Whether at a $20K or $200K household income, making sound financial decisions and accessing great financial products was out of reach for many people. We aren’t taught financial literacy in school. If you don’t grow up in a family that talks about finances (most people don’t!) or have a friend group which does, where do you go? To someone who charges thousands for potentially basic answers? Or someone who may convince you to buy whole life insurance when that might not be a good financial decision? The “financial planning” industry felt broken and predatory for those in the middle.
Today’s financial plan is for future financial health; it could be the difference between living abundantly or living paycheck to paycheck one day. The term “personal finance” is still floating around, but personal finance has never been genuinely personalized. That’s the space we want to play in at Plenty. We want to make it dead simple to make significant decisions and take action toward people’s dreams – big or small – while bringing them access to the same financial products that high-net-worth individuals have access to.
Why do you think it’s essential to make financial tools accessible to everyone?
I often think of my parents in the early days of their business. All of the money my parents made went right back into their business. When they began to break out of that cycle and had more to work with, they had to figure their finances out on their own.
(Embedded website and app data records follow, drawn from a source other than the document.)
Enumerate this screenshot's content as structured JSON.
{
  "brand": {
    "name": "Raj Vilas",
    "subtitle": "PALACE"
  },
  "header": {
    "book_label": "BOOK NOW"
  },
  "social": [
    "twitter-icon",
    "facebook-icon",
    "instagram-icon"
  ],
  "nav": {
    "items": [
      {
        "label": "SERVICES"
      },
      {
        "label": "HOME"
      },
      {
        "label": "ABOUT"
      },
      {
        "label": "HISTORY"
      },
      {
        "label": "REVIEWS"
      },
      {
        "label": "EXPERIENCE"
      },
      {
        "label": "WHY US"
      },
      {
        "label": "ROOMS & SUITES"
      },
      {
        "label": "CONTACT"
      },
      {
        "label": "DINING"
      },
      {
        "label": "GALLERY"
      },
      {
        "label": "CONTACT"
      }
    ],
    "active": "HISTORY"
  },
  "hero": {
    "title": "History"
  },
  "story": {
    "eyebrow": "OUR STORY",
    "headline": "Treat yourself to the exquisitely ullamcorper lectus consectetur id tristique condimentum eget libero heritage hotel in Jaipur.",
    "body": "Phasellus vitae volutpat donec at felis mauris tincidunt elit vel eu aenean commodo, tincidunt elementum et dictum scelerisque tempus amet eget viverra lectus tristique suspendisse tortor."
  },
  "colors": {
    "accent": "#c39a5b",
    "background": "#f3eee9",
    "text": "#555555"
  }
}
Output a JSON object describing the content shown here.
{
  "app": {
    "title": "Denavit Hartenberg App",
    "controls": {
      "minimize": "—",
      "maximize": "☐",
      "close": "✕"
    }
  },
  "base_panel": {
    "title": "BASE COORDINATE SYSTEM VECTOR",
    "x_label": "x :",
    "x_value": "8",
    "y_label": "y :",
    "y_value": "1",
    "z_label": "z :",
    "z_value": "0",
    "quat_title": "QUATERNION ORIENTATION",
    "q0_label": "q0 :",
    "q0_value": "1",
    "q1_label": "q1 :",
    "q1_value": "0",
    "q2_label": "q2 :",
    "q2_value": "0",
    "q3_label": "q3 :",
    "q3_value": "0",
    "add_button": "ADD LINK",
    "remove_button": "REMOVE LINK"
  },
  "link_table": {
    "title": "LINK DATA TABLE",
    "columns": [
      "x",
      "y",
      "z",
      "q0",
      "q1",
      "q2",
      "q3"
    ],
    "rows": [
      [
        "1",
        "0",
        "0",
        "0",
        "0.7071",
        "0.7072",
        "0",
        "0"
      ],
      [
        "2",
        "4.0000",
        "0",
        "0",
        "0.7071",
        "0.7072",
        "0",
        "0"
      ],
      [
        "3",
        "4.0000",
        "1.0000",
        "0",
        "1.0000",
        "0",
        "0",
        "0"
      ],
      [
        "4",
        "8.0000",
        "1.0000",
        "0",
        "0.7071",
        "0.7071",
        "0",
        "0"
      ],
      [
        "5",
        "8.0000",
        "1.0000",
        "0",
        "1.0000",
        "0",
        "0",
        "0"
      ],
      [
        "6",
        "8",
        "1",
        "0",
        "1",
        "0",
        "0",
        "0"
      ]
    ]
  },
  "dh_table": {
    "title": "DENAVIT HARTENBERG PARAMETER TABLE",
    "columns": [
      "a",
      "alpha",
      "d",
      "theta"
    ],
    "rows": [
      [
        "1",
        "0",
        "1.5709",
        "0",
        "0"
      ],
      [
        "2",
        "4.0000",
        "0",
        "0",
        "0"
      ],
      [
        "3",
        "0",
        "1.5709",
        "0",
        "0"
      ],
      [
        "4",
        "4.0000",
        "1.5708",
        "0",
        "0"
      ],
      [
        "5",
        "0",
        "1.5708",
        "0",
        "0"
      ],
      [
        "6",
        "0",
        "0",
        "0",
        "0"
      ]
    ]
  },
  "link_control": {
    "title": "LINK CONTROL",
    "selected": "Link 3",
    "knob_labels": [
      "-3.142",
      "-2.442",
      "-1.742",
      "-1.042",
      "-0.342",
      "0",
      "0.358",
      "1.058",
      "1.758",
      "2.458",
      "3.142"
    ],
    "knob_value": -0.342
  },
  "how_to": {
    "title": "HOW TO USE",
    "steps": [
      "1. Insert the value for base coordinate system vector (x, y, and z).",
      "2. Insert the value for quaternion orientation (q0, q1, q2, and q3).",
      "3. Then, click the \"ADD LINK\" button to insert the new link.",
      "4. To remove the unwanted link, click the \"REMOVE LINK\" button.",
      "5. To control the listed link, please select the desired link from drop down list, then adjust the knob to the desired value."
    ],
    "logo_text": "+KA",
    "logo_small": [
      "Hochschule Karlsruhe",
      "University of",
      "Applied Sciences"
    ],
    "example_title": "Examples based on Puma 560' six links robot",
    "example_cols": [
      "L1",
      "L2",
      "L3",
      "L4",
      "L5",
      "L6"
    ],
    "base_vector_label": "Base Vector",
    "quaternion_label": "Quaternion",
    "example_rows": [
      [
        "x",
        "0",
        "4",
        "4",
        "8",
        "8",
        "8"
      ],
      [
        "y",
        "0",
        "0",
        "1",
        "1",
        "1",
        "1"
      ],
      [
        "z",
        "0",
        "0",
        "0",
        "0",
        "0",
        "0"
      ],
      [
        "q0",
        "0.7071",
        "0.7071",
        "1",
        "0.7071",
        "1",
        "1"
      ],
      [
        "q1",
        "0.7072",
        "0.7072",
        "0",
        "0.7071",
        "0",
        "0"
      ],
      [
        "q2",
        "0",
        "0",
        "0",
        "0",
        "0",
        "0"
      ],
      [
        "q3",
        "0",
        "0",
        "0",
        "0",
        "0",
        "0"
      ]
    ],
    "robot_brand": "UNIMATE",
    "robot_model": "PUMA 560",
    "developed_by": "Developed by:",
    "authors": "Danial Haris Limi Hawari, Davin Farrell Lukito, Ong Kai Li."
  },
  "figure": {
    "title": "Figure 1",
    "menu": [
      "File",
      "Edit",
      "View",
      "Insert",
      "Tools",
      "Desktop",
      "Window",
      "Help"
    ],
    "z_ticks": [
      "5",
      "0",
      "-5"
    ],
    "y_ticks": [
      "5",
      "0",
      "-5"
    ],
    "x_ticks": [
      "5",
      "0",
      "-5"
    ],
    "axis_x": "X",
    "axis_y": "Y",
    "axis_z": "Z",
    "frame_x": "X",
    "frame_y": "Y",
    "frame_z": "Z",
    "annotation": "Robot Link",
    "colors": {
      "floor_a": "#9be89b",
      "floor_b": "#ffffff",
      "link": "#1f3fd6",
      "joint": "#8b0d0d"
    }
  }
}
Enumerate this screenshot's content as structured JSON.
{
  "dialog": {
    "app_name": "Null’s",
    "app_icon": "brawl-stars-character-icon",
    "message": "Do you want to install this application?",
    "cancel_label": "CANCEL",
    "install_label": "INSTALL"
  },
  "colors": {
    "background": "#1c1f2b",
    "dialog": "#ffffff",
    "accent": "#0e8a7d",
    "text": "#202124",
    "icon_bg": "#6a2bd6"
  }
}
It was more complicated than it needed to be. When I started thinking about it as an adult, I was shocked that the industry had barely changed in decades.
You were a part of the Stripe team as it grew from 300 to 1,600 team members, and part of the Even team as it grew from 30 to 120. What were the biggest lessons learned about scale that you’ll think about with your new company?
Channing (Plenty co-founder) and I have been in startups for most of our careers. As we think about foundational things like our values, culture, and internal processes, we’ve integrated the best from each place we’ve been part of.
- Building a culture of trust and transparency is critical. It starts with trusting your team. When you do, it makes transparency possible. Then transparency reinforces trust within your team. At Stripe, this transparency was crucial. For your A-players to execute maximally, they need context to operate like owners and understand the complexity/nuances of a decision and how interrelated it may be to the other parts of the company. A-players love this amount of freedom and availability of knowledge; someone’s attitude towards transparency/info availability usually tells how suitable they are to startups.
- Giving your team time and space to recharge is invaluable. One of the things we’re setting up–even though we’re early–is before someone starts with us, or within their first six months, they need to take some combination of three weeks off. Even though we’d love our new hires to start as soon as possible, we know there is so much value in them taking some time off between roles and coming in fully recharged.
- Caring about the people we work with and getting to know their values is critical. We want to understand what’s important to each team member so we can enable and empower them to do their best work and live their best lives. That deep connectedness will allow us to create a team we want to keep going with for years.
My parents saw their role as more than just employers. They cared deeply about the lives their team members were making for themselves and their families and viewed it as a privilege to have that trust and responsibility. For them, success was watching their employees’ children go off to college or purchase their first home.
So many of these values are why we’re building Plenty. How can we help people, families, and households reach all these milestones – knowing that these milestones are the substance of lives and dreams? And how can we build a team that will be excited at the opportunity to support them in their journeys? I’m ready to spend the next set of years building that.